Activity
Exact copies of all the records are to be output.

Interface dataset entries
-- -- --

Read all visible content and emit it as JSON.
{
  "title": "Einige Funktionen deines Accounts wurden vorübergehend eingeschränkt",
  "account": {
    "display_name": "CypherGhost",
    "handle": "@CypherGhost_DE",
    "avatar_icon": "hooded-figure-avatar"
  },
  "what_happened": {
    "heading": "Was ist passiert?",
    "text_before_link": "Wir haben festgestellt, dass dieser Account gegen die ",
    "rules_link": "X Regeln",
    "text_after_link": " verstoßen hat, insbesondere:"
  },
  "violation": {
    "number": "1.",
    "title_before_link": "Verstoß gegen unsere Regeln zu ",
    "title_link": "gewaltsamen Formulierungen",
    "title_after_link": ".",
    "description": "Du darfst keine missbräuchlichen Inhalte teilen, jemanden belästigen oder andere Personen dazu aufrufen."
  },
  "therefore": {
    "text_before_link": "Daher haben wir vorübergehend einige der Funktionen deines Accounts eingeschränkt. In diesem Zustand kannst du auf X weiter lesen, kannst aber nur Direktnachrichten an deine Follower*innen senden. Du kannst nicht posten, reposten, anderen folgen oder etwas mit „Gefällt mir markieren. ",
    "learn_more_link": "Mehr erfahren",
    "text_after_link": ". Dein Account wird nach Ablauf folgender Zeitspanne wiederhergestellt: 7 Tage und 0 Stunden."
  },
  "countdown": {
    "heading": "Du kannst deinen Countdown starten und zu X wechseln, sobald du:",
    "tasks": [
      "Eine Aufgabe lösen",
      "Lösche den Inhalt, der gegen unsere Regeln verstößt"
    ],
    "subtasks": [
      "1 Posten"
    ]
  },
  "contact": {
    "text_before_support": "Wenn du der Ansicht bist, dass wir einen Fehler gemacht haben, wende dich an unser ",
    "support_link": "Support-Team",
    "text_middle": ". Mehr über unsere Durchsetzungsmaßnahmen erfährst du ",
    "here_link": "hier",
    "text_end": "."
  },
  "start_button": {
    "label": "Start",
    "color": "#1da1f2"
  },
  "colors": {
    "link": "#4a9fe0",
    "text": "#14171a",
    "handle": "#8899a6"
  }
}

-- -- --

Response below
Read all visible content and emit it as JSON.
{
  "title": "Einige Funktionen deines Accounts wurden vorübergehend eingeschränkt",
  "account": {
    "display_name": "CypherGhost",
    "handle": "@CypherGhost_DE",
    "avatar_icon": "hooded-figure-avatar"
  },
  "what_happened": {
    "heading": "Was ist passiert?",
    "text_before_link": "Wir haben festgestellt, dass dieser Account gegen die ",
    "rules_link": "X Regeln",
    "text_after_link": " verstoßen hat, insbesondere:"
  },
  "violation": {
    "number": "1.",
    "title_before_link": "Verstoß gegen unsere Regeln zu ",
    "title_link": "gewaltsamen Formulierungen",
    "title_after_link": ".",
    "description": "Du darfst keine missbräuchlichen Inhalte teilen, jemanden belästigen oder andere Personen dazu aufrufen."
  },
  "therefore": {
    "text_before_link": "Daher haben wir vorübergehend einige der Funktionen deines Accounts eingeschränkt. In diesem Zustand kannst du auf X weiter lesen, kannst aber nur Direktnachrichten an deine Follower*innen senden. Du kannst nicht posten, reposten, anderen folgen oder etwas mit „Gefällt mir markieren. ",
    "learn_more_link": "Mehr erfahren",
    "text_after_link": ". Dein Account wird nach Ablauf folgender Zeitspanne wiederhergestellt: 7 Tage und 0 Stunden."
  },
  "countdown": {
    "heading": "Du kannst deinen Countdown starten und zu X wechseln, sobald du:",
    "tasks": [
      "Eine Aufgabe lösen",
      "Lösche den Inhalt, der gegen unsere Regeln verstößt"
    ],
    "subtasks": [
      "1 Posten"
    ]
  },
  "contact": {
    "text_before_support": "Wenn du der Ansicht bist, dass wir einen Fehler gemacht haben, wende dich an unser ",
    "support_link": "Support-Team",
    "text_middle": ". Mehr über unsere Durchsetzungsmaßnahmen erfährst du ",
    "here_link": "hier",
    "text_end": "."
  },
  "start_button": {
    "label": "Start",
    "color": "#1da1f2"
  },
  "colors": {
    "link": "#4a9fe0",
    "text": "#14171a",
    "handle": "#8899a6"
  }
}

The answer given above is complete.